The mission of MTT-9 is to provide a central forum for digital activities at microwave frequencies - a broader view than we usually associate with the term "Digital Signal Processing" (DSP). As digital technology has advanced to the extent that most present-day microprocessors have clock frequencies in the microwave band, we must be somewhat selective in our choice of activities, picking those that involve microwaves or microwave techniques.
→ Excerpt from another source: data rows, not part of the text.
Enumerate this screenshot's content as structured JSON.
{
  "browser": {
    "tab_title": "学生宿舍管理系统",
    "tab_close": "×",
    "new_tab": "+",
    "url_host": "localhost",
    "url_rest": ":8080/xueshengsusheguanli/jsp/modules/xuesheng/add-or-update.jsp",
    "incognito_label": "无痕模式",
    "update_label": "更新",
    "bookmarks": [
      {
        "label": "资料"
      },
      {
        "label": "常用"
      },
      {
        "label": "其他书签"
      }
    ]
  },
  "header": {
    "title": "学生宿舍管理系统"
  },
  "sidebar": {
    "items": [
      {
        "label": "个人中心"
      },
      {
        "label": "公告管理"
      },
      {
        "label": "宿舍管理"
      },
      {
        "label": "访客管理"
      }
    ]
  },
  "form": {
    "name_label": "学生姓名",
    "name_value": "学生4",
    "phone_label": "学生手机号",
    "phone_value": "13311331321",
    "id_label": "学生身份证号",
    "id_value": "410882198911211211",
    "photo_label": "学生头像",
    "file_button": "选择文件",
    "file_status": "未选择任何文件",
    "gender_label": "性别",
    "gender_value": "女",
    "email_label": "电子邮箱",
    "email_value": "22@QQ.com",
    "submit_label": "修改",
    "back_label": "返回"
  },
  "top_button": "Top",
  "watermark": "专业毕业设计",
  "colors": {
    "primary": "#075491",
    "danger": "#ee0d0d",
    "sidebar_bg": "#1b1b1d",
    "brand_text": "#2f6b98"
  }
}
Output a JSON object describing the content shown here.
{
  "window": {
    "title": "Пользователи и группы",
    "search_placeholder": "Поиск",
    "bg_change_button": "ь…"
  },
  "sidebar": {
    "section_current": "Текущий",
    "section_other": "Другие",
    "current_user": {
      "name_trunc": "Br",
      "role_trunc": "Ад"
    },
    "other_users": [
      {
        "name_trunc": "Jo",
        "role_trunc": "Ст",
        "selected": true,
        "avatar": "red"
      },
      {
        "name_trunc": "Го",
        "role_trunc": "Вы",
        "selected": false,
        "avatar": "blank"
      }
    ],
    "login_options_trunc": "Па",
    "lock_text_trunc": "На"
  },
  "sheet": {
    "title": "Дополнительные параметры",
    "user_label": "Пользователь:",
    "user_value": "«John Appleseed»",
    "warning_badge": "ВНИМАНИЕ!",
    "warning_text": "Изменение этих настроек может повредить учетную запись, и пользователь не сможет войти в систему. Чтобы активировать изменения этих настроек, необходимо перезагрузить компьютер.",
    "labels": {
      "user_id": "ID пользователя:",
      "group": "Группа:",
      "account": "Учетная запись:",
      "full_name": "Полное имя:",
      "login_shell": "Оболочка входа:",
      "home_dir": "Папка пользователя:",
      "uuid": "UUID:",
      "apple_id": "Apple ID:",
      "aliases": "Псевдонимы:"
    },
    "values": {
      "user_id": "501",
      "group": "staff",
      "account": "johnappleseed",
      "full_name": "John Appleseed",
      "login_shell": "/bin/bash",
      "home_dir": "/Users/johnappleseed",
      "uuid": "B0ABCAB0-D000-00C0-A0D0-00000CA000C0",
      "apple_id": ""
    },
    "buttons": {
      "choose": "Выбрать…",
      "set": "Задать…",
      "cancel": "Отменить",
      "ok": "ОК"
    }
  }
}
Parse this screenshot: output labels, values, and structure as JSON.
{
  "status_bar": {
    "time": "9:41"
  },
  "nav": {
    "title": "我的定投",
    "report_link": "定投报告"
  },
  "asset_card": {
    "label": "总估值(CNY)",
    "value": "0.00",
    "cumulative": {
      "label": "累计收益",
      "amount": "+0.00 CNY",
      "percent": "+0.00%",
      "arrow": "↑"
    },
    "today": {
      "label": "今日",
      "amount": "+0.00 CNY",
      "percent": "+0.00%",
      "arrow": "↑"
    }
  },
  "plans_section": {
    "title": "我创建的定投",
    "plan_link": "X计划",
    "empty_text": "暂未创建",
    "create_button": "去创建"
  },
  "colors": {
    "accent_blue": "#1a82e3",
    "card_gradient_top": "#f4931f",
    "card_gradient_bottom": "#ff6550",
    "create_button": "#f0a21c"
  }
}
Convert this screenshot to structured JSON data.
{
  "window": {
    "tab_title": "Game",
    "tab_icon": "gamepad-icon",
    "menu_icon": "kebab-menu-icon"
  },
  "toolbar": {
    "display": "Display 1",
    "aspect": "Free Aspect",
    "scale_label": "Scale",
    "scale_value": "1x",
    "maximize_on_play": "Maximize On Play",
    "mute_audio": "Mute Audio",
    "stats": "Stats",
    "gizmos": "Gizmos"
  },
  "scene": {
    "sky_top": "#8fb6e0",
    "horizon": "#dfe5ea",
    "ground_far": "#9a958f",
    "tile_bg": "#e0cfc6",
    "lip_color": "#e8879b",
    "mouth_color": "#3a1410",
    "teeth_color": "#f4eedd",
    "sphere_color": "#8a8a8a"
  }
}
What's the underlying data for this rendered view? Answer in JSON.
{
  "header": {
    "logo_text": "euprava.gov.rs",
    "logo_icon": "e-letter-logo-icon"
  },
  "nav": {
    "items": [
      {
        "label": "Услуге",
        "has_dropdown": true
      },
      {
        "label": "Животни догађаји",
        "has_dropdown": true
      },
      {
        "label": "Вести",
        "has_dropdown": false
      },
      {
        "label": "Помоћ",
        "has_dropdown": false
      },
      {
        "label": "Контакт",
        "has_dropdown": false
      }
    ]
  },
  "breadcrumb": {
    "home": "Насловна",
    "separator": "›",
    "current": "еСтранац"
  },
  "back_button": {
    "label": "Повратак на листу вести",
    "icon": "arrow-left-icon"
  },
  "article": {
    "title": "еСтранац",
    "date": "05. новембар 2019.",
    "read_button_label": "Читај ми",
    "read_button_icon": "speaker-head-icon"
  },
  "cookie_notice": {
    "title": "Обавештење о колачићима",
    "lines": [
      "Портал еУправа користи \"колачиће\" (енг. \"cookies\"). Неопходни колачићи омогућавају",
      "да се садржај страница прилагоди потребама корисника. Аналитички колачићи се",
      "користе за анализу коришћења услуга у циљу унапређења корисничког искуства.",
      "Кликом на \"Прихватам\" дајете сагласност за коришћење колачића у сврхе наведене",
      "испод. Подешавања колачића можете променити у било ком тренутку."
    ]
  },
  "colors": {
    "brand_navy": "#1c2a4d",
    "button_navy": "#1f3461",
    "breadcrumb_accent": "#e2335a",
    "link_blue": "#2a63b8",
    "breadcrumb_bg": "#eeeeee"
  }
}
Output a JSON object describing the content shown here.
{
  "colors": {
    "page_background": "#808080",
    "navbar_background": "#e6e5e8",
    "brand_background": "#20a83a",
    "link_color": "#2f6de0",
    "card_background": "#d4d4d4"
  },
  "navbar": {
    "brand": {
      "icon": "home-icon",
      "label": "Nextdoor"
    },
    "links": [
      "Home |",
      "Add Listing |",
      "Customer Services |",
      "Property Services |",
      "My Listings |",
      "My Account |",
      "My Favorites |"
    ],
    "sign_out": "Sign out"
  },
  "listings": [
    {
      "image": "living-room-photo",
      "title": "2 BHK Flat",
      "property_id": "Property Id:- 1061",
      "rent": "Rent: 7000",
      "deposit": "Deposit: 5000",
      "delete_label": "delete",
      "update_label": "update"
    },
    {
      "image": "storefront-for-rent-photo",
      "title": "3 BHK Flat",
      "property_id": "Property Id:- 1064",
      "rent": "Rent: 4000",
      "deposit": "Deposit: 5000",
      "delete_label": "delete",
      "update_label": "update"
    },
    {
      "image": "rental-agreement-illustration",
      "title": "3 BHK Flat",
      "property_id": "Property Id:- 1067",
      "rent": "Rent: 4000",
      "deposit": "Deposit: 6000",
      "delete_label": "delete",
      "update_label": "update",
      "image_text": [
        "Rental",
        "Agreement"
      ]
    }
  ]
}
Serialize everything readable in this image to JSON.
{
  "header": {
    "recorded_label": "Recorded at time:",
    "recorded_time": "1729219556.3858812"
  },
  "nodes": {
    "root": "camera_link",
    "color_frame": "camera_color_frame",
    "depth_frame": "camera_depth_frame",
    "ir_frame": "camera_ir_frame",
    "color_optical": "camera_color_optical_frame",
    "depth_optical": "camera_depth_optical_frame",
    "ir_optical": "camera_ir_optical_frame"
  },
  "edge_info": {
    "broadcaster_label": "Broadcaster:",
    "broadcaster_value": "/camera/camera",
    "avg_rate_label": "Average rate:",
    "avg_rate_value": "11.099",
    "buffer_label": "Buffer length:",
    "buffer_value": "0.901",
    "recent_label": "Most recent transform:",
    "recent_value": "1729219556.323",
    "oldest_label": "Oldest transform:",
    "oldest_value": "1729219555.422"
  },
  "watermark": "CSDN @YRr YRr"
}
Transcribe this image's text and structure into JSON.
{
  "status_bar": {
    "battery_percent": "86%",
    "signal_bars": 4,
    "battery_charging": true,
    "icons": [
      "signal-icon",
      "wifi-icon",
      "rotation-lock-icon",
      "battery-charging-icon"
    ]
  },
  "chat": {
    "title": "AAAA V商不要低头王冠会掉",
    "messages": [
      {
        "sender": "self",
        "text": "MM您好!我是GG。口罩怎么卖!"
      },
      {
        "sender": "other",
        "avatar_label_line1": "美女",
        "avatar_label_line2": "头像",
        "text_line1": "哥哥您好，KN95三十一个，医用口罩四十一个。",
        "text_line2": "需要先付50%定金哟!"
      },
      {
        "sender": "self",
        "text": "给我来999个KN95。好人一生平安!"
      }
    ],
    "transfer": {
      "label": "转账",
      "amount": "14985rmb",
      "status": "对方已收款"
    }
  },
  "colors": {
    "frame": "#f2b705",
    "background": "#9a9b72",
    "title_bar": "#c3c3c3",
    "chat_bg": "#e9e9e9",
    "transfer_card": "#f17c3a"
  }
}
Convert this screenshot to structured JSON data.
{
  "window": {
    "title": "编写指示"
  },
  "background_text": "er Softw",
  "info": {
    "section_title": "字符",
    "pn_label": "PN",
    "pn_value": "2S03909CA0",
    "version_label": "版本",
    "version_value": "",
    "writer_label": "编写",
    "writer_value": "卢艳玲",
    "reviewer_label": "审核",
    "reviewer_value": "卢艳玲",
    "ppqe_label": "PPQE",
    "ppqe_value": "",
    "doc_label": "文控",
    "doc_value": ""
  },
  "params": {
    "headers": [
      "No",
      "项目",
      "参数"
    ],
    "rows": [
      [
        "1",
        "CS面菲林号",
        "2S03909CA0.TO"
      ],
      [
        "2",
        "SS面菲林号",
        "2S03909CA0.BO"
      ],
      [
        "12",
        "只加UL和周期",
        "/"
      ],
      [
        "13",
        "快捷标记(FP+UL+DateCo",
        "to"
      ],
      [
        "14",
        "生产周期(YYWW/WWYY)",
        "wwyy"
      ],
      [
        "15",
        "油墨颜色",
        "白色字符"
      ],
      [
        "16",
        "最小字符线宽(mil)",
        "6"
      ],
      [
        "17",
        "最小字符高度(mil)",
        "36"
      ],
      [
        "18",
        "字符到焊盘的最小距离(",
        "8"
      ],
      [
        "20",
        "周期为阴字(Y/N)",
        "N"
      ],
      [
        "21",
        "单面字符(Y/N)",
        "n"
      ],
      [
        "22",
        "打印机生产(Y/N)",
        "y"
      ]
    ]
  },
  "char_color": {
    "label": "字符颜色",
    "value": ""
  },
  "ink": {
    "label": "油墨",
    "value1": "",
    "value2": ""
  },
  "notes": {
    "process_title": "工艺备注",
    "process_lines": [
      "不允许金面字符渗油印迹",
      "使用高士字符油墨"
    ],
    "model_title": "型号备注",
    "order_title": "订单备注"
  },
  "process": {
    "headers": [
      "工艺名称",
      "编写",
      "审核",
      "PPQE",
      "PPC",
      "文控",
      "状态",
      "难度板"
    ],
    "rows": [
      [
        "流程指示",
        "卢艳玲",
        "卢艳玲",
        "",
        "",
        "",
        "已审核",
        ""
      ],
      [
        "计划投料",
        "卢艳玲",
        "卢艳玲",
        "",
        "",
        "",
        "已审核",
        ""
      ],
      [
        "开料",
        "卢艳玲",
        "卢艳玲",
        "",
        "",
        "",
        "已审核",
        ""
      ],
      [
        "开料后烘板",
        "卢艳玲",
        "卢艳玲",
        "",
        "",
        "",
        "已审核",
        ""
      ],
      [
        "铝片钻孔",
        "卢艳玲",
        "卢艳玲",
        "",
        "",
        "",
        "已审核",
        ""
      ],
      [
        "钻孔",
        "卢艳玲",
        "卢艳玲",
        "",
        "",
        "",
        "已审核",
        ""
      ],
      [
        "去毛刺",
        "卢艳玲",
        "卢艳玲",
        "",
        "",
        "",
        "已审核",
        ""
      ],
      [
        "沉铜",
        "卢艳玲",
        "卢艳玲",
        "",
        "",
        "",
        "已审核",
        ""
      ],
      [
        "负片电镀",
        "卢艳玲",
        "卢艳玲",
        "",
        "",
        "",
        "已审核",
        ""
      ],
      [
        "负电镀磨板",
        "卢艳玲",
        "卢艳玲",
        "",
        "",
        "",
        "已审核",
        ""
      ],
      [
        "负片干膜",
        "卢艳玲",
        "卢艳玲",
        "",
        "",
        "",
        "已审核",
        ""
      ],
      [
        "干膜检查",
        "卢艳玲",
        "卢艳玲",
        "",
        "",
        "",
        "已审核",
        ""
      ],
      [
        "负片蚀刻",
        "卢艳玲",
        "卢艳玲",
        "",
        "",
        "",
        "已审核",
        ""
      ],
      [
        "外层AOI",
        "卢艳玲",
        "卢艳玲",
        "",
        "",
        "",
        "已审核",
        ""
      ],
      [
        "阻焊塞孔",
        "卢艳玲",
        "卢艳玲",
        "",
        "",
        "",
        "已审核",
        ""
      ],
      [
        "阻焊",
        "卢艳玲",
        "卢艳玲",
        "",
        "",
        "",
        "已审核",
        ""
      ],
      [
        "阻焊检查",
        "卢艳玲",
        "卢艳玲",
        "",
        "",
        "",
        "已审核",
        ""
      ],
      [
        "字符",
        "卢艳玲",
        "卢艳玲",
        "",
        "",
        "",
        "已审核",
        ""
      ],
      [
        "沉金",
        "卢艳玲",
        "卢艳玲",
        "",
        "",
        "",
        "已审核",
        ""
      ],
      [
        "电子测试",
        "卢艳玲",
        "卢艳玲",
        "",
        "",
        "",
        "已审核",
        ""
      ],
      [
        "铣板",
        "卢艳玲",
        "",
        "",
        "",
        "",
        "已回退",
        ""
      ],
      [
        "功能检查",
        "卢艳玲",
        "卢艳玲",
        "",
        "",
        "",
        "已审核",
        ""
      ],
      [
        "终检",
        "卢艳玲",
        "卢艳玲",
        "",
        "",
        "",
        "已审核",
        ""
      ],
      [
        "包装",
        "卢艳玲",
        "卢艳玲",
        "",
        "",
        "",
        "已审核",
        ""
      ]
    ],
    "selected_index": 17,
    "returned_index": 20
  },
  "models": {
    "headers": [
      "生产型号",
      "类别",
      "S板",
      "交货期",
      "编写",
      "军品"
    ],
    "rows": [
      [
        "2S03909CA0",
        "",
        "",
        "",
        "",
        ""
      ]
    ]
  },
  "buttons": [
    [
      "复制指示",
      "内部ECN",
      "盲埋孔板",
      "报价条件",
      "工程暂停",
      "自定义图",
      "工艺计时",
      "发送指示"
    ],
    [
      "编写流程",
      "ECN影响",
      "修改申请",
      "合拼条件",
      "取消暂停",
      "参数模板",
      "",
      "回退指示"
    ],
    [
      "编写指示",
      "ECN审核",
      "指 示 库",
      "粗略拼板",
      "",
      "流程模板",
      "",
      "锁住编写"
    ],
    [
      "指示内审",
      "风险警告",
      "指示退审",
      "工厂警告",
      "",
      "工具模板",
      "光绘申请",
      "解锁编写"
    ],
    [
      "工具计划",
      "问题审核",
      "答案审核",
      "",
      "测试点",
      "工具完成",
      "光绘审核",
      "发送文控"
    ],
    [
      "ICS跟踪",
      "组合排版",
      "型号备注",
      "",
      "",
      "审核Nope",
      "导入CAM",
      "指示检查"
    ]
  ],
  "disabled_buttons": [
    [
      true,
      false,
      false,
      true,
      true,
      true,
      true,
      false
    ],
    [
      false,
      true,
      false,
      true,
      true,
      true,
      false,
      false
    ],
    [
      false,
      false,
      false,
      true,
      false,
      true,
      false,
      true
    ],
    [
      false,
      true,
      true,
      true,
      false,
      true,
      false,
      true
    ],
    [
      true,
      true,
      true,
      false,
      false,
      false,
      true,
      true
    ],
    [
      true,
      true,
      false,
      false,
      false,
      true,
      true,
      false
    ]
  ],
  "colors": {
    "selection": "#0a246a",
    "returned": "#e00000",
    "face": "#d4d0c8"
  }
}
Our interests tend to fall into two categories - one where the speed of the digital circuit as a major factor, leading to designs using microwave techniques, and the other where the digital circuit's function as a microwave application; of course, some things include both aspects. The topics we deal with include development of microwave (and above) mixed-signal circuits and modules and associated algorithms for digital signal processing functions. Among the current areas of interest are high-speed A/D and D/A converters; direct digital synthesizers; digital filtering, modulation and coding techniques; high-speed ICs and subsystems for optical fiber communication; electrical/optical interfaces and transmission, signal integrity, backplanes and their equalization; technology for high-speed processing of radiated signals; MIMO, SDR and cognitive systems.

Our membership is drawn from industry, government and academia, and we're a geographically diverse group, with members from North America, Europe and Japan.

A subset of MTT-9 make up the IMS subcommittee #24 "Signal Processing Circuits and Systems at GHz Speeds". A lot of the activity is related to the IMS (International Microwave Symposium).

Digital Signal Processing in RF and microwave transmitters and receivers substitutes DSP hardware and software for conventional analog signal processing hardware as well as enabling new radio topologies that are only possible using DSP. The use of DSP in, for example, transmitter linearizers and receiver carrier, clock and data recovery changes the microwave components we use, and the way we use them.

DSP is also a prerequisite for software defined radio, which opens up the realm of protocol-agnostic transmitters and receivers in areas such as mobile communications and wireless LANs. New services, air-interface standards and modulation schemes can be applied by a simple data download. Clearly again, this will have a significant impact on the design of the RF and analog portions of the system.

Signal processing for optical fiber communications is a presently emerging technology, an example of how optical communications is getting more and more like microwave radio. There are a number of factors at work here: silicon CMOS technology can now produce chips with sufficiently fast gates, in sufficient numbers to perform meaningful DSP as well as very powerful forward error correction (FEC) at Multi-Gb/s data rates. Strong FEC means that uncorrected received data can have high bit error rates, rendering some traditional self-optimisation schemes unworkable. At the same time, customer needs for value-for-money are pushing manufacturers to look for alternatives to relatively expensive optical impairment amelioration techniques, and new networking constructs limit the sharing of optical correction across WDM channels, making it worthwhile to replace optics with electronics.

As the examples above show, digital and computer technologies will become more and more important to microwave engineers as time goes by.